*Directions*
Copy out each line of the entries where the word "adopted" is present.

────────────────

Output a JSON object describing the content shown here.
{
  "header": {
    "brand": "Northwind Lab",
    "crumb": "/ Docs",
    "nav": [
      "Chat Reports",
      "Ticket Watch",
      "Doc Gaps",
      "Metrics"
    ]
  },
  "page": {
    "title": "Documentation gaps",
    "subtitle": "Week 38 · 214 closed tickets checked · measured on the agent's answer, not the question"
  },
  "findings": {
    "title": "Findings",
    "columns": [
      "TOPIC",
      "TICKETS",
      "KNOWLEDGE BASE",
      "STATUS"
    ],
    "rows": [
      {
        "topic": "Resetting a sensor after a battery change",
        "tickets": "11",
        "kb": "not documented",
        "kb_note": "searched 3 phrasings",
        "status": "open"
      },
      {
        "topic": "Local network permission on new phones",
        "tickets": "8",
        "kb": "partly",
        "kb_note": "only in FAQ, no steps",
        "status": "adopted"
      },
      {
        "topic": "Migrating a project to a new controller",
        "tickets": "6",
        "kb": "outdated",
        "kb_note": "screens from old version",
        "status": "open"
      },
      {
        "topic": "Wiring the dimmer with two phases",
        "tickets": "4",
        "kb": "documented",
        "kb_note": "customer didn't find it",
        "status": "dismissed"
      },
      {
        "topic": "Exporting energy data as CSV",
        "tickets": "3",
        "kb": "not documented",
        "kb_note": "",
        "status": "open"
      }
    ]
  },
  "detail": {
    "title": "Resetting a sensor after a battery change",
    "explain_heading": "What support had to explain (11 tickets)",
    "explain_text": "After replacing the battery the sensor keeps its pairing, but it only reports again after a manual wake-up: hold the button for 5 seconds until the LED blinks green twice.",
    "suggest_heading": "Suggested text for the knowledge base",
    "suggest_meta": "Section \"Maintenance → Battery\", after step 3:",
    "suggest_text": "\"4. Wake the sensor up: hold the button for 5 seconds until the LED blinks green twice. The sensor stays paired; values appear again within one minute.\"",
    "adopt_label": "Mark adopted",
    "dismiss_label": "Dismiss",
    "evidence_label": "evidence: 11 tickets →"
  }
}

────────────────

*Exercise response*
        "status": "adopted"
    "adopt_label": "Mark adopted",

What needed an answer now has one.